After an hour or so on the water we arrived off the mouth of the Little Choptank River where we joined a growing fleet of boats, most of them from the Western Shore. We all jockeyed for position as we watched for the arrival of the fish. Baitfish were passing beneath us in growing numbers and birds worked the surface in search of an easy meal. It was not long before we began to spot rockfish moving into False Channel. At 8:30am Captain Fish gave us the signal to “drop the junk in the water” and we were soon trolling a slough known to the local crabbers and fishermen as the James Island stone piles with white Shassy Shad and a chartreuse bug recently concocted by the good captain.

The first fish hit after trolling for 15 minutes - 17 inches, a nice fish but too short by an inch. Back over the side it went. A few more tossers hit before I landed the day’s first keeper squeaking by at just over 18 inches. How cruel are the fates that a fraction of an inch can make the difference between freedom and the cooler. It looked like we had found a promising but precarious spot for fish as we maneuvered among sets of crab pots scattered among the rock piles and shallow ledges northwest of James Island. We had fished this general area back in May during the trophy season, but then in deeper water, closer to the shipping channel. Now we were watching for rocks as well as fish and we lost lengths of expensive fishing line and a few rigs that snagged on bottom structure or a derelict crab pot while landing several more fish . . . a few for the cooler and more returned to the water to be caught another day. Those are the breaks.

Slack tide arrived mid morning and the birds disappeared and with them the fish. We kept trolling the shoals but the only thing to come aboard were a couple of blue crab. With only three fish in the cooler after two hours of fishing, the captain broke out an umbrella rig as we reset our lines at different lengths and depths. This became a time of mostly quiet reflection as we watched and listened to what the other boats were doing (not much) and Captain Fish tried to figure where we might go to get back on the fish. Some dozed or nibbled on the provision we had brought with us. I sat in the wheelhouse with the captain and made a few notes.

This was my fourth trip with Captain Fish. He sees me coming like a chef sees a restaurant critic sitting at one of his tables. I pull out my pocket notebook and the captain closes his eyes and gently shakes his head. “Oh no, what is he going to write about this time?” No worries. The captain always puts us on the fish and he wants his sports to come home with fish in the cooler. But whether they are large or small, keepers or tossers, in my book they are all fun to catch. And even if there is not a single fish in the cooler when we arrive back at the dock, it was a great day to be out on the water. Good friends, great scenery and a captain who knows his stuff. He has nothing to fear from my pen.

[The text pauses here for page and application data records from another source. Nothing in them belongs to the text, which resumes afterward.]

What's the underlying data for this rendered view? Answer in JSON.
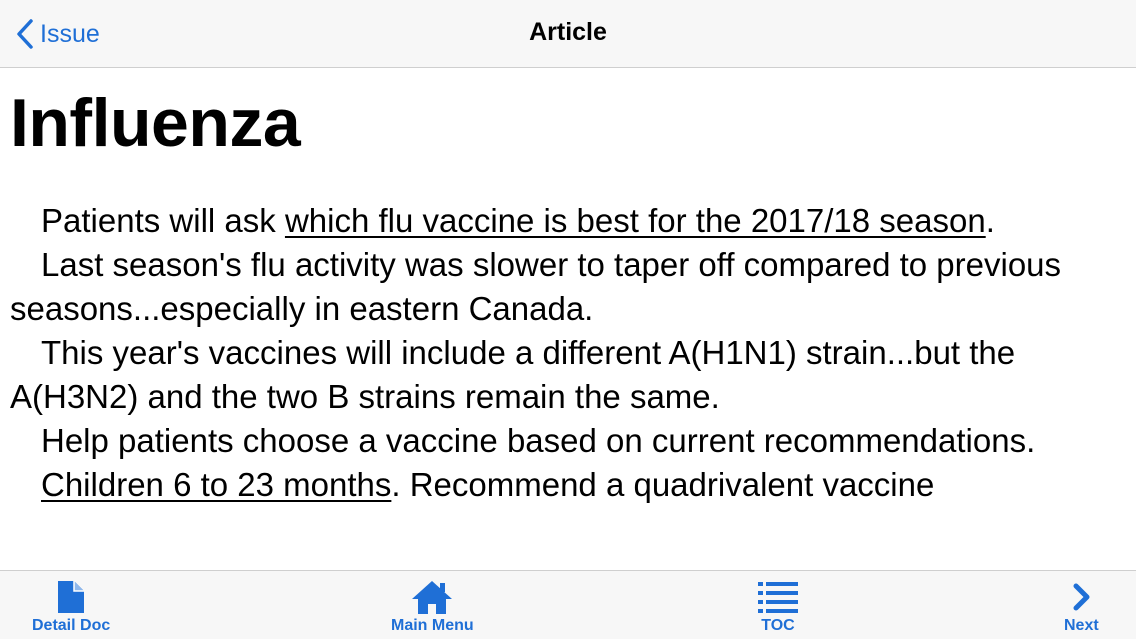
{
  "navbar": {
    "back_label": "Issue",
    "title": "Article"
  },
  "article": {
    "title": "Influenza",
    "p1_before": "Patients will ask ",
    "p1_link": "which flu vaccine is best for the 2017/18 season",
    "p1_after": ".",
    "p2": "Last season's flu activity was slower to taper off compared to previous seasons...especially in eastern Canada.",
    "p3": "This year's vaccines will include a different A(H1N1) strain...but the A(H3N2) and the two B strains remain the same.",
    "p4": "Help patients choose a vaccine based on current recommendations.",
    "p5_link": "Children 6 to 23 months",
    "p5_after": ". Recommend a quadrivalent vaccine"
  },
  "tabbar": {
    "detail_doc": "Detail Doc",
    "main_menu": "Main Menu",
    "toc": "TOC",
    "next": "Next"
  },
  "colors": {
    "accent": "#1f6fd6",
    "bar_background": "#f7f7f7"
  },
  "icons": {
    "back": "chevron-left-icon",
    "detail_doc": "document-icon",
    "main_menu": "home-icon",
    "toc": "list-icon",
    "next": "chevron-right-icon"
  }
}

With a flooding tide the baitfish and the rockfish returned and we moved south of James Island and into deeper water. For every fish that went into the cooler we returned three or four to the water. The action was quick as we continued to move our rigs around. By 1:45pm we had eight fish in the cooler as the wind and the chop returned. We needed two more to make our limit and we finally had these by 3pm when it was time to make our way back to Tilghman Island. As we pulled our “junk” aboard and stowed our gear, someone commented that it was a perfect “Sherwin-Williams” day. We had “covered the world” looking for fish and we were going home tired but with smiles on our faces. The tossers were fun to catch and I did not mind setting them free. I look forward to making their acquaintance again when they have grown up a little bit. Maybe in the spring.

That evening we had rockfish for dinner before I headed back across the Bay and home. Captain Fish had filleted our catch upon our return to the dock and these were broiled and served with roasted red potatoes. The meal you eat today was asleep last night in Chesapeake Bay. May can’t here soon enough.